The task >> Below are records; write all of them out exactly.

(Interface dataset entries)
===============
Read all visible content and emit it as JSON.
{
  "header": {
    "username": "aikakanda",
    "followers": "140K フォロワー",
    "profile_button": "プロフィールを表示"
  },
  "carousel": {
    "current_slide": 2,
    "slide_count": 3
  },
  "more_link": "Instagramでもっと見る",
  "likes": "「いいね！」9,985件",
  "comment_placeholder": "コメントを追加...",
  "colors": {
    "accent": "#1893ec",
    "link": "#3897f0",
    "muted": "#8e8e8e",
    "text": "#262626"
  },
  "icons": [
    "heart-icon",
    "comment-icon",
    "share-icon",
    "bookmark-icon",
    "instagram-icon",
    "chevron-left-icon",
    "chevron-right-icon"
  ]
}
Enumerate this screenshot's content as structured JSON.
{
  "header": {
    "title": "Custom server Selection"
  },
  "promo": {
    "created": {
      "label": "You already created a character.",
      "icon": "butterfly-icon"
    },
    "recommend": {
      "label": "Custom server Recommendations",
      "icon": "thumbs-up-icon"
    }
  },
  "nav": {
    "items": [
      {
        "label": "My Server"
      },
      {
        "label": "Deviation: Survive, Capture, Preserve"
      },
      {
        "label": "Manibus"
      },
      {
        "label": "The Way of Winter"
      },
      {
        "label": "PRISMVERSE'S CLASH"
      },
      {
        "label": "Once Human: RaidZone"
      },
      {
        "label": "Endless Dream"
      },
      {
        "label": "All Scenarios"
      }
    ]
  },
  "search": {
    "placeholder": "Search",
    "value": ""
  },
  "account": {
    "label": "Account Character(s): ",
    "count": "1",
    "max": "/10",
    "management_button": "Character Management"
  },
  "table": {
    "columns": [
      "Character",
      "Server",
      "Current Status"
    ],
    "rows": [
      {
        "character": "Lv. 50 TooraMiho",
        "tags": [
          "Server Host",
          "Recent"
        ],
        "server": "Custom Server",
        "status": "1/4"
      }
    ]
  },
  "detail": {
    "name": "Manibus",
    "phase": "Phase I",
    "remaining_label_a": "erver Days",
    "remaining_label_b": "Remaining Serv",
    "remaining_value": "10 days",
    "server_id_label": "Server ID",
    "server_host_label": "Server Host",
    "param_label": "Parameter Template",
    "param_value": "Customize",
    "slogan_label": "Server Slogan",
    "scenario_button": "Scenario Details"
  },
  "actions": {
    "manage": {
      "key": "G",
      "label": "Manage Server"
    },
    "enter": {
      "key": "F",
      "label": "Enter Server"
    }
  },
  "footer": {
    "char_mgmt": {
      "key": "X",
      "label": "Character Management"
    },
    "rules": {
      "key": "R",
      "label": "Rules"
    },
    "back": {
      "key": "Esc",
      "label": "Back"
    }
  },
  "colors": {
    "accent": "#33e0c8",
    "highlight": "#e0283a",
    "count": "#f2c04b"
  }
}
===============
Task response >>
Read all visible content and emit it as JSON.
{
  "header": {
    "username": "aikakanda",
    "followers": "140K フォロワー",
    "profile_button": "プロフィールを表示"
  },
  "carousel": {
    "current_slide": 2,
    "slide_count": 3
  },
  "more_link": "Instagramでもっと見る",
  "likes": "「いいね！」9,985件",
  "comment_placeholder": "コメントを追加...",
  "colors": {
    "accent": "#1893ec",
    "link": "#3897f0",
    "muted": "#8e8e8e",
    "text": "#262626"
  },
  "icons": [
    "heart-icon",
    "comment-icon",
    "share-icon",
    "bookmark-icon",
    "instagram-icon",
    "chevron-left-icon",
    "chevron-right-icon"
  ]
}
Enumerate this screenshot's content as structured JSON.
{
  "header": {
    "title": "Custom server Selection"
  },
  "promo": {
    "created": {
      "label": "You already created a character.",
      "icon": "butterfly-icon"
    },
    "recommend": {
      "label": "Custom server Recommendations",
      "icon": "thumbs-up-icon"
    }
  },
  "nav": {
    "items": [
      {
        "label": "My Server"
      },
      {
        "label": "Deviation: Survive, Capture, Preserve"
      },
      {
        "label": "Manibus"
      },
      {
        "label": "The Way of Winter"
      },
      {
        "label": "PRISMVERSE'S CLASH"
      },
      {
        "label": "Once Human: RaidZone"
      },
      {
        "label": "Endless Dream"
      },
      {
        "label": "All Scenarios"
      }
    ]
  },
  "search": {
    "placeholder": "Search",
    "value": ""
  },
  "account": {
    "label": "Account Character(s): ",
    "count": "1",
    "max": "/10",
    "management_button": "Character Management"
  },
  "table": {
    "columns": [
      "Character",
      "Server",
      "Current Status"
    ],
    "rows": [
      {
        "character": "Lv. 50 TooraMiho",
        "tags": [
          "Server Host",
          "Recent"
        ],
        "server": "Custom Server",
        "status": "1/4"
      }
    ]
  },
  "detail": {
    "name": "Manibus",
    "phase": "Phase I",
    "remaining_label_a": "erver Days",
    "remaining_label_b": "Remaining Serv",
    "remaining_value": "10 days",
    "server_id_label": "Server ID",
    "server_host_label": "Server Host",
    "param_label": "Parameter Template",
    "param_value": "Customize",
    "slogan_label": "Server Slogan",
    "scenario_button": "Scenario Details"
  },
  "actions": {
    "manage": {
      "key": "G",
      "label": "Manage Server"
    },
    "enter": {
      "key": "F",
      "label": "Enter Server"
    }
  },
  "footer": {
    "char_mgmt": {
      "key": "X",
      "label": "Character Management"
    },
    "rules": {
      "key": "R",
      "label": "Rules"
    },
    "back": {
      "key": "Esc",
      "label": "Back"
    }
  },
  "colors": {
    "accent": "#33e0c8",
    "highlight": "#e0283a",
    "count": "#f2c04b"
  }
}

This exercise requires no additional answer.